Share price, principal value, and return will vary and you may have a gain or loss when you sell your shares.
The Emerging Markets Bond Fund charges a 2%
redemption fee on shares held 90 days or less.
The performance information shown does not reflect the deduction of the redemption fee;
if it did, the performance would be lower.
We think that the U.S. dollar- and euro-denominated sovereign debt of emerging markets with higher credit quality appears to be overvalued, and it is relatively sensitive to the negative price effects of an increase in U.S. interest rates. Instead, we favor bonds issued by developing market corporations, particularly those that will likely benefit from the growing numbers of middle-class consumers in emerging markets. We are also finding compelling value in some local currency bonds versus dollar-denominated debt. Given our outlook for a stronger U.S. dollar, exposure to emerging markets currencies is selective and modest overall.
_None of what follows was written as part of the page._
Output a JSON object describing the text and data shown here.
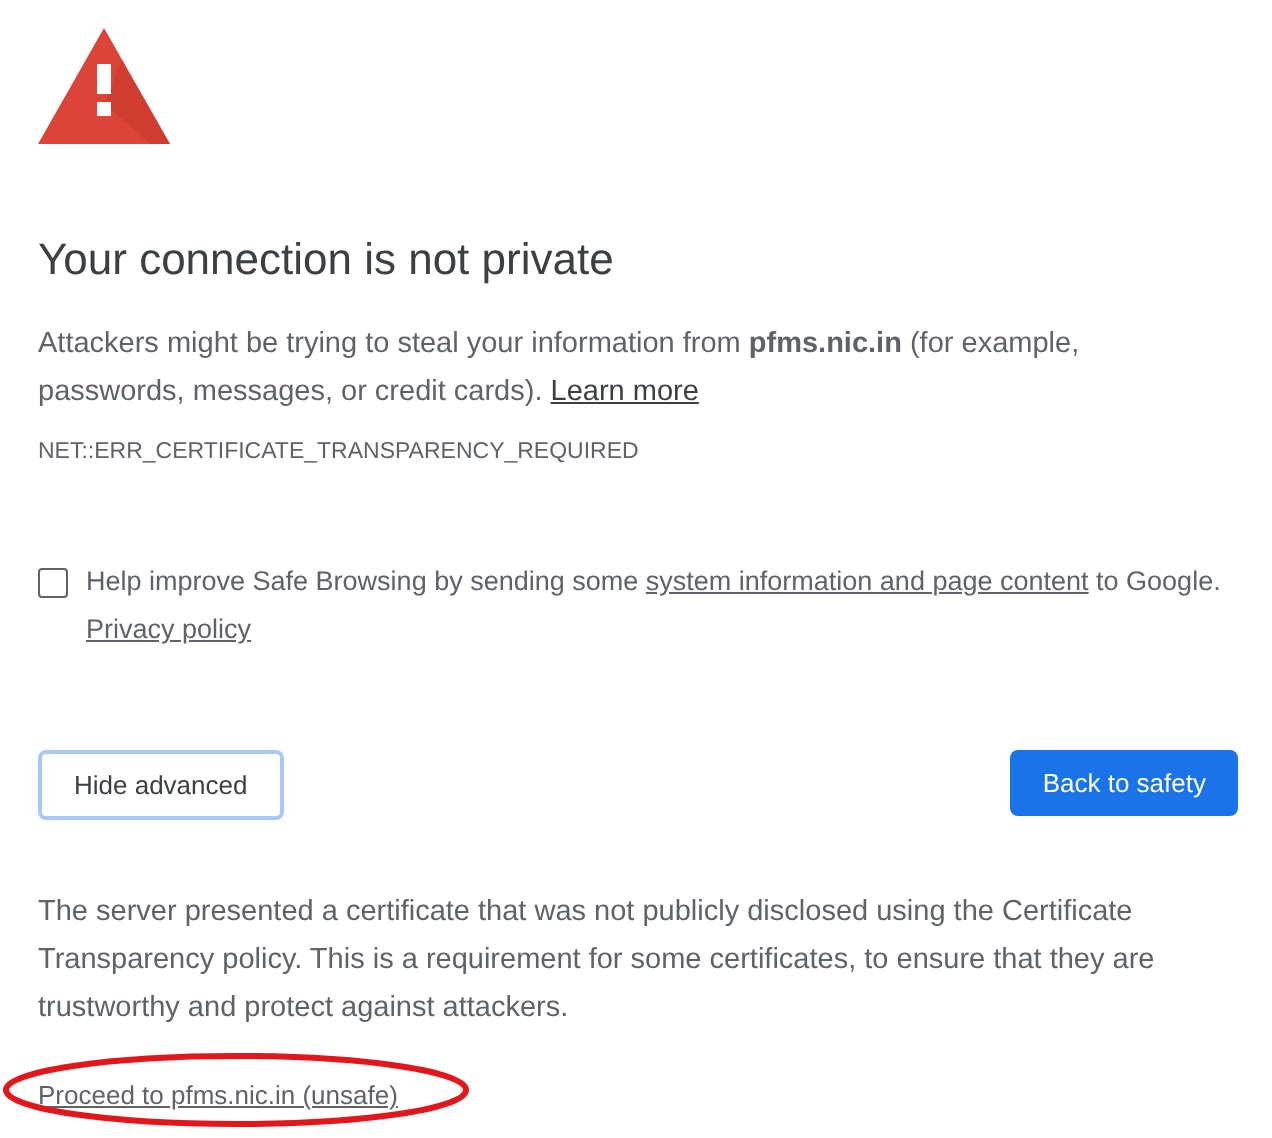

Based on improving economic growth rates in developing countries, fading investor worries about election cycles, and supportive valuations, our overall outlook for emerging markets bonds remains favorable. However, there are several idiosyncratic, country-by-country issues, such as the standoff between Argentina and the holdout creditors that did not participate in the restructuring of its defaulted debt, and more will likely appear. Investor demand for emerging markets bonds is recovering, although inflows will likely become more discriminating by country. Many emerging markets have strong balance sheets and higher growth potential relative to developed countries, so the long-term fundamental drivers of the segment remain intact.